Diagnosing Charles Manson

Topics: Schizophrenia, Mental disorder, Abnormal psychology Pages: 4 (1290 words) Published: February 14, 2014


Diagnosing Charles Manson
Brianna M. Petrosky
Harrisburg Area Community College

Diagnosing Charles Manson
Born into a life of poverty, despair, and recklessness, Charles Manson did not have the greatest upbringing. His mother was a sixteen year old prostitute who was unsure of who was Charles’ father. He did not have a father figure in his life whatsoever. His mother was an alcoholic all his life who never sought treatment for herself. Alcoholism has been deemed a “family disease” for a reason…because those dealing with family members who are alcoholics tend to have harsh emotional problems. This can lead to destructive behavior throughout a person’s life, especially if neglected as a child. This was Charlie’s case. He was neglected at such a young age and his behavior spiraled out of control. According to The Biography Channel online, Manson spent time living with his grandparents after his mother went to jail (“Charles Manson,” 2011). He was not used to their strict ways, seeing how he had all the freedom he did when he was living with his mother. He began to behave poorly and started causing trouble. Around age twelve, he raped another boy his age. Denying that he was gay, people did not understand at the time. Contemporary times say that he is in fact not gay, he just loved the power over other individuals. Manson was constantly in and out of detention centers until he served time in a penitentiary around age nineteen. That time he served was because he scammed a girl out of $700 and drug-raped her roommate. He was released around 1967 and traveled to San Francisco. He met up with a group of hippies who eventually became his followers. They called themselves the “Manson family.” Charlie felt like a God to them, he could manipulate these people, who were mostly females. Manson enjoyed the power and used it to the best ability he could. He loved control. The group of hippies and “cult” became very large. It was estimated that the...

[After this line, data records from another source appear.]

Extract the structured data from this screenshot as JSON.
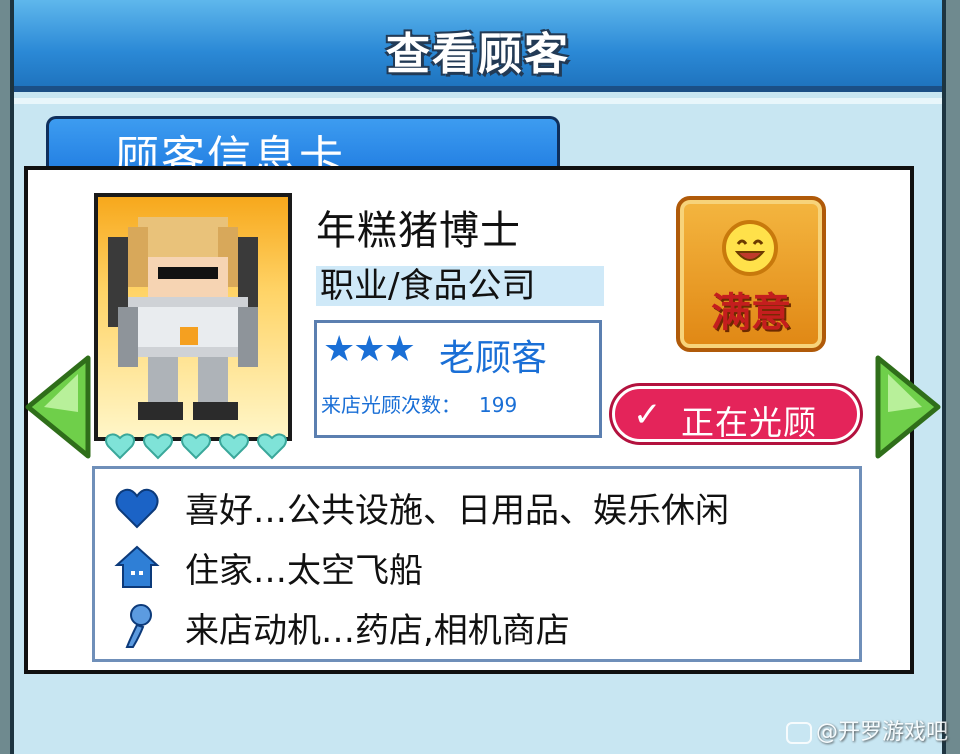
{
  "header": {
    "title": "查看顾客"
  },
  "tab": {
    "label": "顾客信息卡"
  },
  "customer": {
    "name": "年糕猪博士",
    "job": "职业/食品公司",
    "stars": "★★★",
    "rank": "老顾客",
    "visits_label": "来店光顾次数：",
    "visits_count": "199",
    "mood": "满意",
    "status": "正在光顾",
    "status_icon": "check-icon",
    "hearts": 5
  },
  "details": {
    "likes": "喜好…公共设施、日用品、娱乐休闲",
    "home": "住家…太空飞船",
    "motive": "来店动机…药店,相机商店"
  },
  "colors": {
    "title_blue": "#2b89d6",
    "status_red": "#e4245a",
    "rank_blue": "#1a6fd6",
    "heart_teal": "#7fe3d8",
    "mood_orange": "#f4b640"
  },
  "watermark": "@开罗游戏吧"
}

References: American Psychiatric Association. (2000). Quick reference to the diagnostic criteria from DSM-IV-TR. Washington, DC: Author.
“Charles Manson Biography.” The Biography Channel. N.p. 2011. Web. 21 February 2013.
Lewine, R. (2004). At Issue: Sex and Gender in Schizophrenia. Schizophrenia Bulletin, 30(4), 755-762.
McMurrich, S., Sylvia, L., Dupuy, J., Peckham, A., Peters, A., Deckersbach, T., & Perlis, R. (2012). Course, outcomes, and psychosocial interventions for first-episode mania. Bipolar Disorders, 14(8), 797-808.
Nolen-Hoeksema, Susan. Abnormal Psychology. 5th edition. New York: McGraw-Hill, 2011. Print.
Continue Reading

Please join StudyMode to read the full document

You May Also Find These Documents Helpful

  • Essay about Charles Manson
  • Charles Manson and Adlof Hitler Research Paper
  • Essay about Charles Manson
  • Essay about Charles Manson
  • Charles Manson Essay
  • Charles Manson Essay
  • Charles Manson Chucky Research Paper
  • Charles Manson Essay

Become a StudyMode Member

Sign Up - It's Free